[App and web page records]
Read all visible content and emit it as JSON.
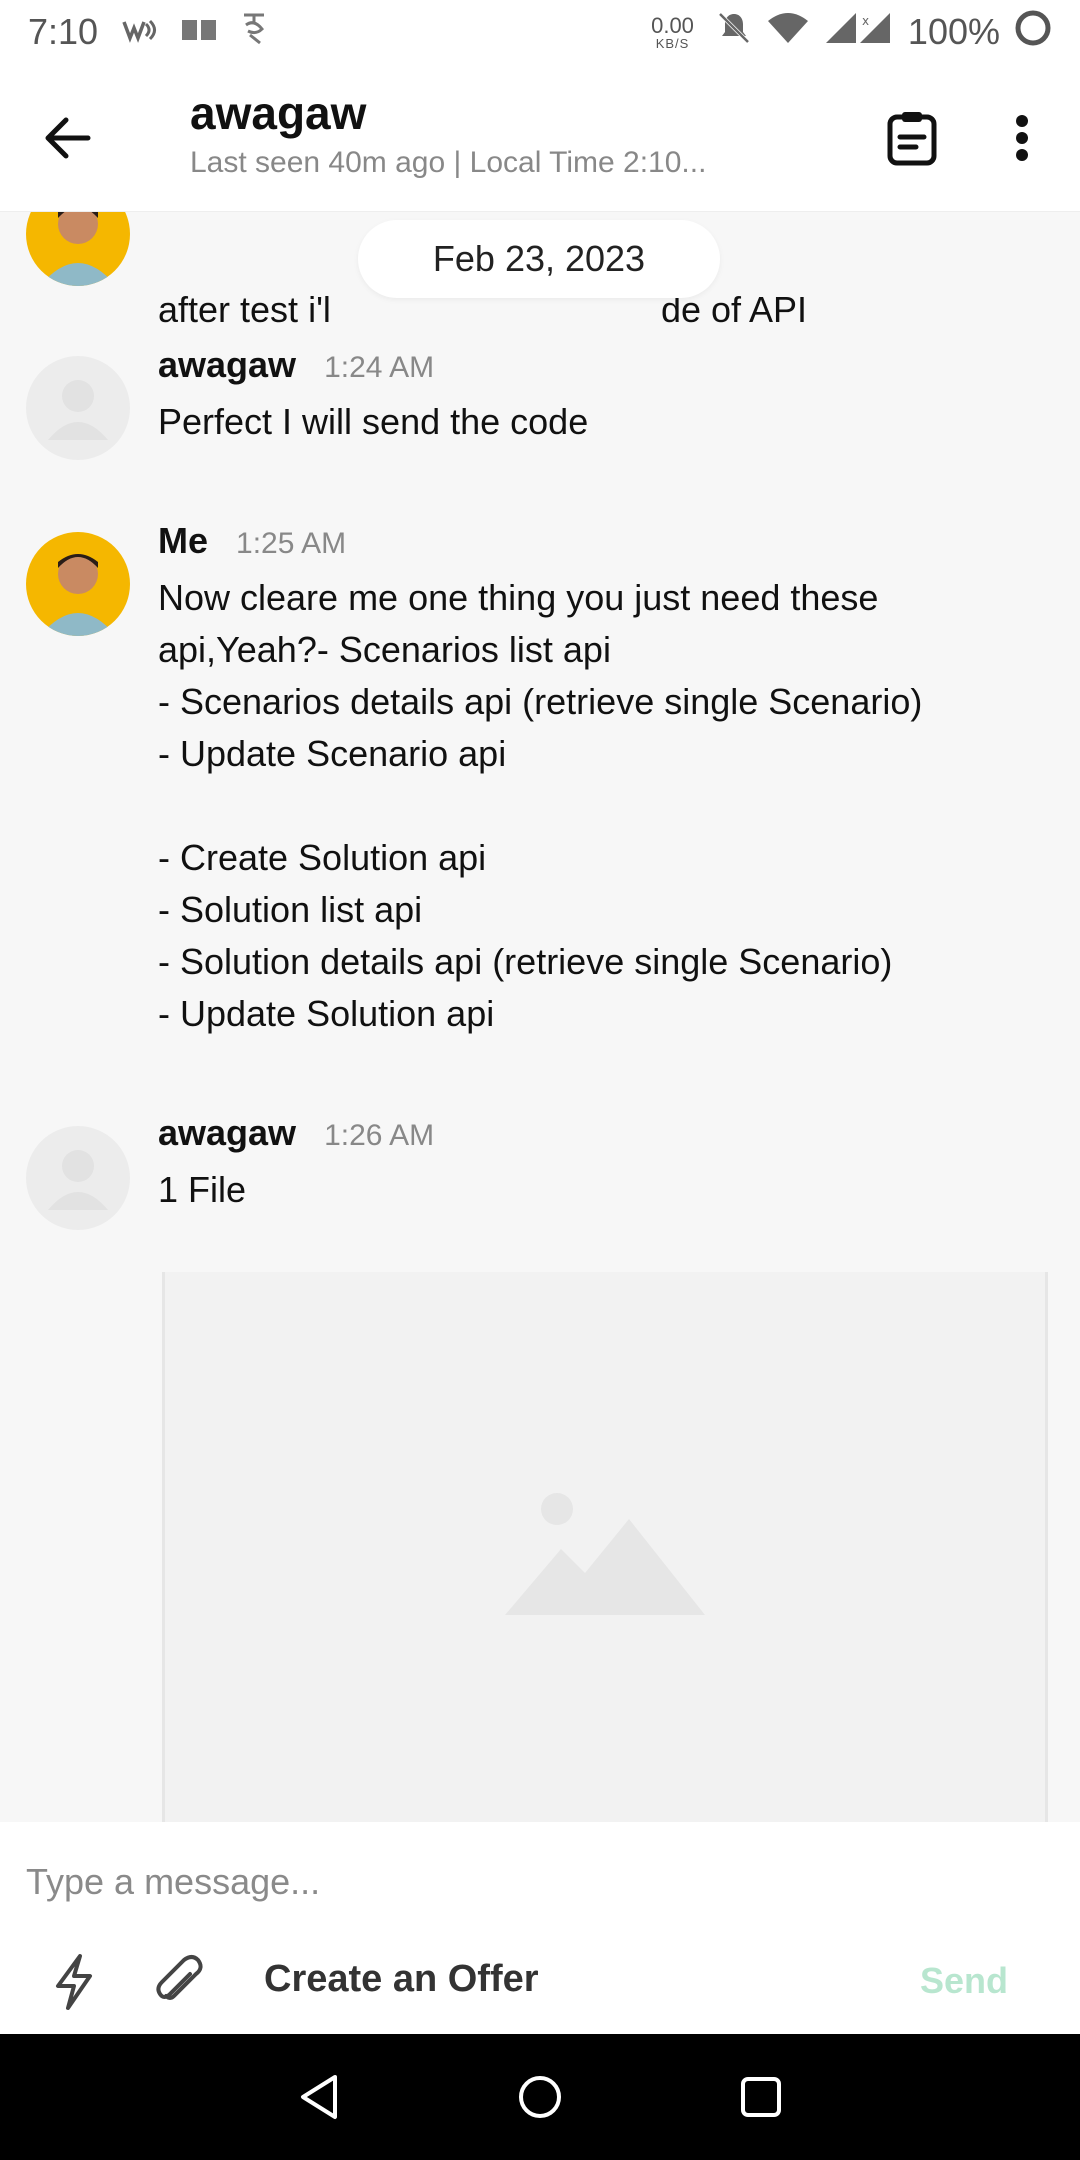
{
  "status_bar": {
    "time": "7:10",
    "net_speed": "0.00",
    "net_unit": "KB/S",
    "battery": "100%",
    "icons": [
      "wifi-call-icon",
      "book-icon",
      "signal-app-icon",
      "mute-icon",
      "wifi-icon",
      "cell-signal-icon",
      "battery-icon"
    ]
  },
  "header": {
    "name": "awagaw",
    "status": "Last seen 40m ago | Local Time 2:10..."
  },
  "chat": {
    "date_pill": "Feb 23, 2023",
    "partial_message": {
      "text_left": "after test i'l",
      "text_right": "de of API"
    },
    "messages": [
      {
        "sender": "awagaw",
        "time": "1:24 AM",
        "text": "Perfect I will send the code"
      },
      {
        "sender": "Me",
        "time": "1:25 AM",
        "text": "Now cleare me one thing you just need these\napi,Yeah?- Scenarios list api\n- Scenarios details api (retrieve single Scenario)\n- Update Scenario api\n\n- Create Solution api\n- Solution list api\n- Solution details api (retrieve single Scenario)\n- Update Solution api"
      },
      {
        "sender": "awagaw",
        "time": "1:26 AM",
        "text": "1 File"
      }
    ]
  },
  "composer": {
    "placeholder": "Type a message...",
    "create_offer_label": "Create an Offer",
    "send_label": "Send"
  },
  "colors": {
    "accent_send_disabled": "#b8e6cf",
    "me_avatar_bg": "#f5b700",
    "scroll_button": "#6f6f6f"
  }
}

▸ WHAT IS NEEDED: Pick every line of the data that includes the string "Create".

▸ ANSWER SECTION:
        "text": "Now cleare me one thing you just need these\napi,Yeah?- Scenarios list api\n- Scenarios details api (retrieve single Scenario)\n- Update Scenario api\n\n- Create Solution api\n- Solution list api\n- Solution details api (retrieve single Scenario)\n- Update Solution api"
    "create_offer_label": "Create an Offer",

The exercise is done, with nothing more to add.